  • of taxes Britain imposed on its thirteen colonies in North Americaagain to pay the costs

  • of imperial warfare.

  • Now, the British government felt that the expense it had incurred in defeating the French

  • and Native Americans in the French and Indian War should be paid by the colonists who'd

  • profited from the protection.

  • But in America, we don't stand for that kind of reasoning!

  • There were some other things going on.

  • The royal government had also closed off westward expansion at the Allegheny Mountains, which

  • in effect eradicated the property rights of people like Thomas Jefferson and George Washington

  • who claimed land there.

  • And King George agreed with his advisors that the Americans were rough, stupid, and ineffective,

  • especially as miltary people.

  • So to keep the Native Americans under control, a standing army of British soldiers should

  • be stationed on the North American continent and financed by the colonists.

  • So if history is all about shifting perspectives, we're gonna shift perspectives quickly here.

  • From the british perspective, American colonists were taxed 1 shilling for every 26 paid by

  • a homeland Briton, and that seemed like a pretty good deal.

  • But from the perspective of the North American colonists, they did not have the rights of

  • other Englishmen, including the right not to be taxed without representation.

  • Colonists created a Declaration of Independence, which was issued in 1776.

  • The British the sent additional troops, and soon war erupted.

  • Those who wanted independence harassed, beat up, murdered and destroyed the property of

  • the loyalists, who responded in kind.

  • The rebels were greatly aided by the Spanish and French who sent decisive aid in the form

  • of ships and military personnel.

  • And besides, the British had other concerns, including preserving their far more lucrative

  • sugar islands in the Caribbean, as well as their holdings in India, and in Canada.

  • Although comparatively insignificant at the time, the newly independent colonies that

  • became the United States established a representative form of government with a written constitution

  • that featured many Enlightenment principles.

  • Now, it was hardly a true democracy, as only a minority had any legal say or rights and

  • the Constitution itself enshrined slavery.

  • But it also definitely wasn't a monarchy.

  • Anyway, this little country would eventually grow big enough for us to make an entire Crash

  • Course about it.

  • Meanwhile, the defeated loyalists, including slaves who had been promised their freedom

  • in return for fighting for the crown, fled to Canada and other parts of the world.

  • And for the record, they rarely received the financial support that the British had promised

  • them for their faithful assistance.

  • Spain also saw uprisings against the reforms of the enlightened monarchs, though grievances

  • had been piling up even before efficient and tax-heavy policies were put in place.

  • Also, Spain lost Manila in the Philippines to the British, and they lost Florida, which,

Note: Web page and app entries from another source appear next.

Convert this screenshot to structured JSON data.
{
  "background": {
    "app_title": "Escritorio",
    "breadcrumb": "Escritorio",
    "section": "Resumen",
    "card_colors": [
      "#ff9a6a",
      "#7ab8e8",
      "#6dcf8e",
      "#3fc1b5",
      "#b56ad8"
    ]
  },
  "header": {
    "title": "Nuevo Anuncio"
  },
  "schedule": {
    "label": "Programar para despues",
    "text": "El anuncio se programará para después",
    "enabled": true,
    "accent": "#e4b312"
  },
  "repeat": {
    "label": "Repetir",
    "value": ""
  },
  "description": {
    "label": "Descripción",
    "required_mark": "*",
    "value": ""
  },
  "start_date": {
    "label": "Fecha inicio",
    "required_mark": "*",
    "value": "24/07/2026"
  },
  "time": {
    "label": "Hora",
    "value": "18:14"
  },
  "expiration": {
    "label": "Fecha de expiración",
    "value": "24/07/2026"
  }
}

  • you know, not exactly a tragedy.

  • I am a Floridan so I am allowed to make that joke.

  • And, that's not fair.

  • Florida is lovely.

  • It really is the best place in the United States to run from your past mistakes, straight

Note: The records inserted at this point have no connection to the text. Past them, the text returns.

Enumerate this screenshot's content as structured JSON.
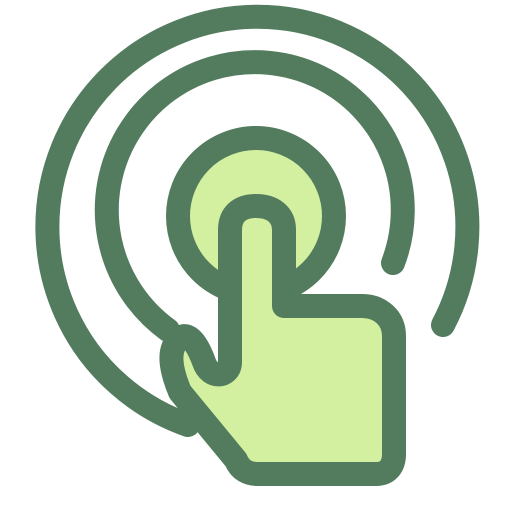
{
  "icon": {
    "name": "tap-gesture-icon",
    "colors": {
      "stroke": "#527C5D",
      "fill": "#D2F0A0",
      "background": "#FFFFFF"
    }
  }
}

  • into new ones.

  • But back to Spain.

  • So, across the occupied Spanish lands in the Western Hemisphere, local people found ways

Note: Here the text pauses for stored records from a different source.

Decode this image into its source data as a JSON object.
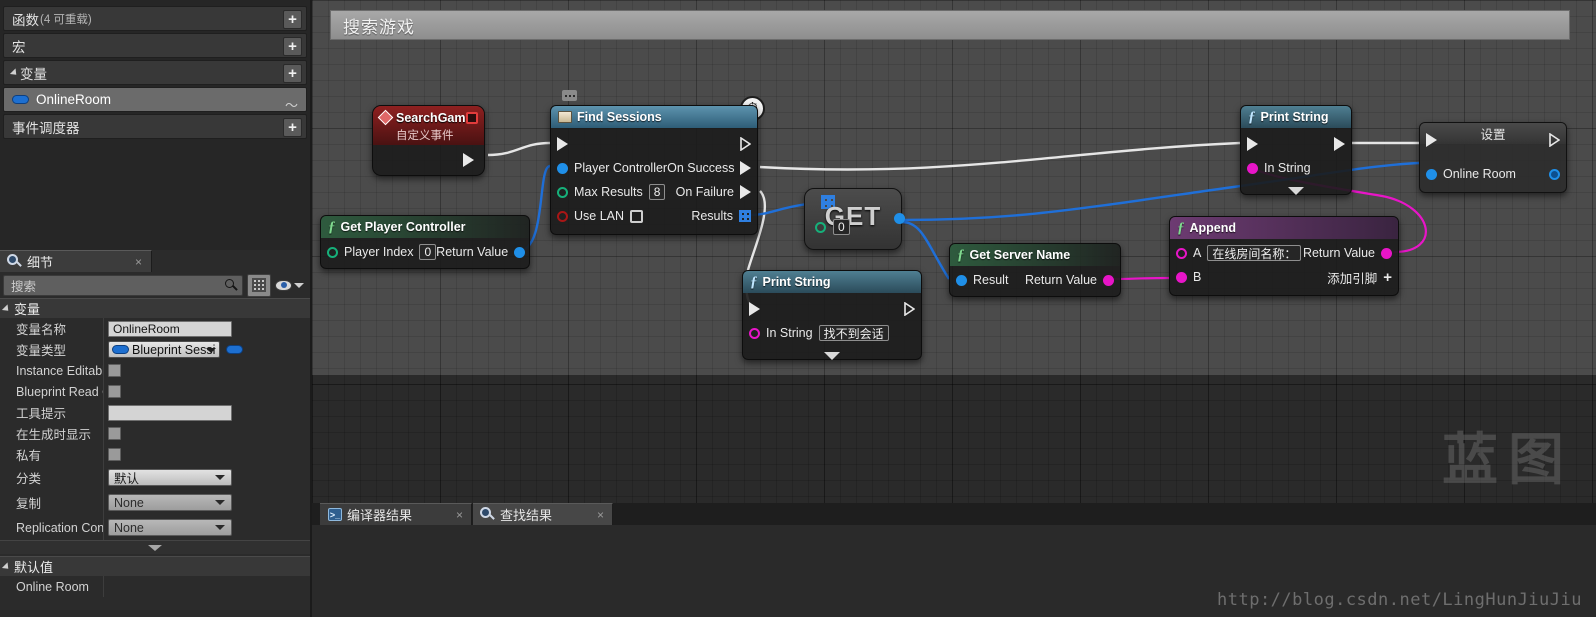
{
  "my_blueprint": {
    "rows": [
      {
        "label": "函数",
        "note": "(4 可重载)",
        "type": "section",
        "name": "functions"
      },
      {
        "label": "宏",
        "note": "",
        "type": "section",
        "name": "macros"
      },
      {
        "label": "变量",
        "note": "",
        "type": "section-open",
        "name": "variables"
      },
      {
        "label": "OnlineRoom",
        "note": "",
        "type": "variable",
        "name": "variable-onlineroom"
      },
      {
        "label": "事件调度器",
        "note": "",
        "type": "section",
        "name": "event-dispatchers"
      }
    ],
    "add_symbol": "+"
  },
  "details": {
    "tab_label": "细节",
    "tab_close": "×",
    "search_placeholder": "搜索",
    "icons": {
      "search": "search-icon",
      "grid": "grid-view-icon",
      "eye": "eye-icon",
      "caret": "chevron-down-icon"
    },
    "sections": [
      {
        "title": "变量"
      },
      {
        "title": "默认值"
      }
    ],
    "properties": [
      {
        "label": "变量名称",
        "value": "OnlineRoom",
        "kind": "text"
      },
      {
        "label": "变量类型",
        "value": "Blueprint Sessi",
        "kind": "type"
      },
      {
        "label": "Instance Editable",
        "value": "",
        "kind": "checkbox"
      },
      {
        "label": "Blueprint Read O",
        "value": "",
        "kind": "checkbox"
      },
      {
        "label": "工具提示",
        "value": "",
        "kind": "text-blank"
      },
      {
        "label": "在生成时显示",
        "value": "",
        "kind": "checkbox"
      },
      {
        "label": "私有",
        "value": "",
        "kind": "checkbox"
      },
      {
        "label": "分类",
        "value": "默认",
        "kind": "combo"
      },
      {
        "label": "复制",
        "value": "None",
        "kind": "combo-dark"
      },
      {
        "label": "Replication Cond",
        "value": "None",
        "kind": "combo-dark"
      }
    ],
    "defaults_section_title": "默认值",
    "defaults_row_label": "Online Room"
  },
  "graph": {
    "title": "搜索游戏",
    "watermark": "蓝图",
    "nodes": {
      "search_game": {
        "title": "SearchGame",
        "subtitle": "自定义事件"
      },
      "find_sessions": {
        "title": "Find Sessions",
        "inputs": [
          {
            "label": "Player Controller",
            "pin": "blue"
          },
          {
            "label": "Max Results",
            "pin": "green-o",
            "value": "8"
          },
          {
            "label": "Use LAN",
            "pin": "red-o",
            "value": false
          }
        ],
        "outputs": [
          {
            "label": "On Success",
            "pin": "exec"
          },
          {
            "label": "On Failure",
            "pin": "exec"
          },
          {
            "label": "Results",
            "pin": "array-blue"
          }
        ]
      },
      "get_player_controller": {
        "title": "Get Player Controller",
        "input_label": "Player Index",
        "input_value": "0",
        "output_label": "Return Value"
      },
      "get_array_element": {
        "title": "GET",
        "index_value": "0"
      },
      "print_string_1": {
        "title": "Print String",
        "in_string_label": "In String",
        "in_string_value": "找不到会话"
      },
      "get_server_name": {
        "title": "Get Server Name",
        "input_label": "Result",
        "output_label": "Return Value"
      },
      "append": {
        "title": "Append",
        "a_label": "A",
        "a_value": "在线房间名称：",
        "b_label": "B",
        "output_label": "Return Value",
        "add_pin_label": "添加引脚",
        "add_pin_symbol": "+"
      },
      "print_string_2": {
        "title": "Print String",
        "in_string_label": "In String"
      },
      "set_node": {
        "title": "设置",
        "pin_label": "Online Room"
      }
    }
  },
  "bottom": {
    "tabs": [
      {
        "label": "编译器结果",
        "close": "×",
        "icon": "terminal-icon"
      },
      {
        "label": "查找结果",
        "close": "×",
        "icon": "search-icon"
      }
    ],
    "url": "http://blog.csdn.net/LingHunJiuJiu"
  },
  "colors": {
    "exec_wire": "#e6e6e6",
    "object_wire": "#1f6fd8",
    "string_wire": "#e815c8",
    "accent_blue": "#1f8fe8"
  }
}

  • to express their discontent with colonial oppression, at times violently protesting

  • injustices by imperial officials or overbearing behavior by priests.

  • Religious activists claimed that the Spanish were false gods; in the former Incan lands,

  • several Incans actively opposed the Spanish government in a concerted uprising that began

  • in 1742, but was soon defeated.

  • Let's go to the Thought Bubble.

  • 1.

  • In 1780, another uprising battling Spanish rule broke out in the Andes.

  • 2.

  • Inca Tupac Ameru led a powerful rebellion against Spanish authorities in an attempt

  • to restore the former Incan empire

  • 3. and to liberate local people from the increased Spanish demands for labor and taxes.

  • 4.

  • His wife Michaela Bastidas, who was part Incan,

  • 5. was operational manager and chief enfor